== MATERIAL SUPPLIED ==

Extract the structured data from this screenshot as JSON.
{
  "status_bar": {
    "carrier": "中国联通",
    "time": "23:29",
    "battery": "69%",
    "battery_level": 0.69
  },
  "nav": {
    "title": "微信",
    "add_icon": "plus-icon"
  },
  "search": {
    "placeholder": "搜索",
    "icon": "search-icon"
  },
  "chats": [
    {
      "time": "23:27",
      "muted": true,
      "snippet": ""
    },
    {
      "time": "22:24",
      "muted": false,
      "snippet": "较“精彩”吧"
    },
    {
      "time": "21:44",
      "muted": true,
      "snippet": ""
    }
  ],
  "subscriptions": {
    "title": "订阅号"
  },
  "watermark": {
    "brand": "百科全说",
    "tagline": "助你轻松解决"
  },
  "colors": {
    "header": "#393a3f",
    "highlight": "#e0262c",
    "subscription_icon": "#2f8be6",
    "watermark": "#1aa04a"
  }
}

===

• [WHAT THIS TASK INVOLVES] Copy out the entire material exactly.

• [WRITTEN REPLY]
Extract the structured data from this screenshot as JSON.
{
  "status_bar": {
    "carrier": "中国联通",
    "time": "23:29",
    "battery": "69%",
    "battery_level": 0.69
  },
  "nav": {
    "title": "微信",
    "add_icon": "plus-icon"
  },
  "search": {
    "placeholder": "搜索",
    "icon": "search-icon"
  },
  "chats": [
    {
      "time": "23:27",
      "muted": true,
      "snippet": ""
    },
    {
      "time": "22:24",
      "muted": false,
      "snippet": "较“精彩”吧"
    },
    {
      "time": "21:44",
      "muted": true,
      "snippet": ""
    }
  ],
  "subscriptions": {
    "title": "订阅号"
  },
  "watermark": {
    "brand": "百科全说",
    "tagline": "助你轻松解决"
  },
  "colors": {
    "header": "#393a3f",
    "highlight": "#e0262c",
    "subscription_icon": "#2f8be6",
    "watermark": "#1aa04a"
  }
}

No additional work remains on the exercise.